TASK BRIEF:
All of the records that follow need to be copied word for word, without the pictures.

RECORDS:
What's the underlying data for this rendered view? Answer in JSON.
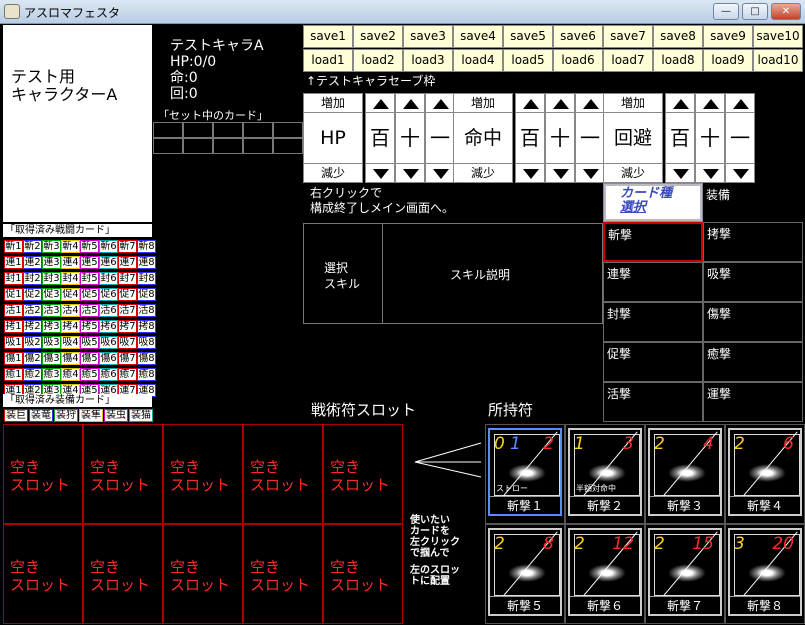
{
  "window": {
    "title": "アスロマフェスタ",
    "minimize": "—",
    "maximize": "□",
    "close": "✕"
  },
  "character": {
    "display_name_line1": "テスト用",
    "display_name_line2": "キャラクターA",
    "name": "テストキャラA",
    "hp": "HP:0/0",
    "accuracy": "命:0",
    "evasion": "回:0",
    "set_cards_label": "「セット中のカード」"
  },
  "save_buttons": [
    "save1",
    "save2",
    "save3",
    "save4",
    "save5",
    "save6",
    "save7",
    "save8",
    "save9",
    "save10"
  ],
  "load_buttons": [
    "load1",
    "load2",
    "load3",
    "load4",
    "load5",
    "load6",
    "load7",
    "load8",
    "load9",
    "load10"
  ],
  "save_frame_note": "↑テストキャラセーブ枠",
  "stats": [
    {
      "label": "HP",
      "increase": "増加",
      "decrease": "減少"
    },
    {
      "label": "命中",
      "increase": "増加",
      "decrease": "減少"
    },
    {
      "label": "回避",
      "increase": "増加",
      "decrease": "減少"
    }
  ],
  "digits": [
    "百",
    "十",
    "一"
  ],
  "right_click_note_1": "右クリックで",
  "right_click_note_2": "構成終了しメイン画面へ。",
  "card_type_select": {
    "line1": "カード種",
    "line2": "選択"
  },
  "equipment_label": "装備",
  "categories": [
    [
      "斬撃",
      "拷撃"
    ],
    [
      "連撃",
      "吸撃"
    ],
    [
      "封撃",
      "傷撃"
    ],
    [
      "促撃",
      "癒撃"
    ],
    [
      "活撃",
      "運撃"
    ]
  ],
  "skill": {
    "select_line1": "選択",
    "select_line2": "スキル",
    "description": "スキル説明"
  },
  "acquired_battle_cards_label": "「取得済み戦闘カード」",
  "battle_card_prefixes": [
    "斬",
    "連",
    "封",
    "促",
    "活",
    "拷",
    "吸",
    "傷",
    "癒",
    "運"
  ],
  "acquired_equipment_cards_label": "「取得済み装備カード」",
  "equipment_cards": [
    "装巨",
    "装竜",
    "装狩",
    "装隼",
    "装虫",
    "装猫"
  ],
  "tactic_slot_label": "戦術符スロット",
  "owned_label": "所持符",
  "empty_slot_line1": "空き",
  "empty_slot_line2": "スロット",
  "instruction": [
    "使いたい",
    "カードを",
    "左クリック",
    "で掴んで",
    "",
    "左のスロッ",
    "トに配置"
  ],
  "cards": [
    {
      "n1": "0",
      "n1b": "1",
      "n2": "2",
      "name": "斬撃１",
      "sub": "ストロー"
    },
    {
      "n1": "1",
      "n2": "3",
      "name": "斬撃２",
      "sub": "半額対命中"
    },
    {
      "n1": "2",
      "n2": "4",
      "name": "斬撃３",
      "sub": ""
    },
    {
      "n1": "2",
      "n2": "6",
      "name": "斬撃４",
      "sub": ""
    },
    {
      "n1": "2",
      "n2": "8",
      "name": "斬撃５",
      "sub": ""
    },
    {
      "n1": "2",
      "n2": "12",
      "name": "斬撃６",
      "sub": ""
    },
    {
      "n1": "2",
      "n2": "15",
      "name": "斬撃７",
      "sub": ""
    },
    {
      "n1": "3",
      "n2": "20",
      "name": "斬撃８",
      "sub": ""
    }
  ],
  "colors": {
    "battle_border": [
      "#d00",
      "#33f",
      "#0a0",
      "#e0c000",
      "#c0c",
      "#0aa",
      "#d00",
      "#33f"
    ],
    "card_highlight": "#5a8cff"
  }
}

RESULT OF THIS EXERCISE:
What's the underlying data for this rendered view? Answer in JSON.
{
  "window": {
    "title": "アスロマフェスタ",
    "minimize": "—",
    "maximize": "□",
    "close": "✕"
  },
  "character": {
    "display_name_line1": "テスト用",
    "display_name_line2": "キャラクターA",
    "name": "テストキャラA",
    "hp": "HP:0/0",
    "accuracy": "命:0",
    "evasion": "回:0",
    "set_cards_label": "「セット中のカード」"
  },
  "save_buttons": [
    "save1",
    "save2",
    "save3",
    "save4",
    "save5",
    "save6",
    "save7",
    "save8",
    "save9",
    "save10"
  ],
  "load_buttons": [
    "load1",
    "load2",
    "load3",
    "load4",
    "load5",
    "load6",
    "load7",
    "load8",
    "load9",
    "load10"
  ],
  "save_frame_note": "↑テストキャラセーブ枠",
  "stats": [
    {
      "label": "HP",
      "increase": "増加",
      "decrease": "減少"
    },
    {
      "label": "命中",
      "increase": "増加",
      "decrease": "減少"
    },
    {
      "label": "回避",
      "increase": "増加",
      "decrease": "減少"
    }
  ],
  "digits": [
    "百",
    "十",
    "一"
  ],
  "right_click_note_1": "右クリックで",
  "right_click_note_2": "構成終了しメイン画面へ。",
  "card_type_select": {
    "line1": "カード種",
    "line2": "選択"
  },
  "equipment_label": "装備",
  "categories": [
    [
      "斬撃",
      "拷撃"
    ],
    [
      "連撃",
      "吸撃"
    ],
    [
      "封撃",
      "傷撃"
    ],
    [
      "促撃",
      "癒撃"
    ],
    [
      "活撃",
      "運撃"
    ]
  ],
  "skill": {
    "select_line1": "選択",
    "select_line2": "スキル",
    "description": "スキル説明"
  },
  "acquired_battle_cards_label": "「取得済み戦闘カード」",
  "battle_card_prefixes": [
    "斬",
    "連",
    "封",
    "促",
    "活",
    "拷",
    "吸",
    "傷",
    "癒",
    "運"
  ],
  "acquired_equipment_cards_label": "「取得済み装備カード」",
  "equipment_cards": [
    "装巨",
    "装竜",
    "装狩",
    "装隼",
    "装虫",
    "装猫"
  ],
  "tactic_slot_label": "戦術符スロット",
  "owned_label": "所持符",
  "empty_slot_line1": "空き",
  "empty_slot_line2": "スロット",
  "instruction": [
    "使いたい",
    "カードを",
    "左クリック",
    "で掴んで",
    "",
    "左のスロッ",
    "トに配置"
  ],
  "cards": [
    {
      "n1": "0",
      "n1b": "1",
      "n2": "2",
      "name": "斬撃１",
      "sub": "ストロー"
    },
    {
      "n1": "1",
      "n2": "3",
      "name": "斬撃２",
      "sub": "半額対命中"
    },
    {
      "n1": "2",
      "n2": "4",
      "name": "斬撃３",
      "sub": ""
    },
    {
      "n1": "2",
      "n2": "6",
      "name": "斬撃４",
      "sub": ""
    },
    {
      "n1": "2",
      "n2": "8",
      "name": "斬撃５",
      "sub": ""
    },
    {
      "n1": "2",
      "n2": "12",
      "name": "斬撃６",
      "sub": ""
    },
    {
      "n1": "2",
      "n2": "15",
      "name": "斬撃７",
      "sub": ""
    },
    {
      "n1": "3",
      "n2": "20",
      "name": "斬撃８",
      "sub": ""
    }
  ],
  "colors": {
    "battle_border": [
      "#d00",
      "#33f",
      "#0a0",
      "#e0c000",
      "#c0c",
      "#0aa",
      "#d00",
      "#33f"
    ],
    "card_highlight": "#5a8cff"
  }
}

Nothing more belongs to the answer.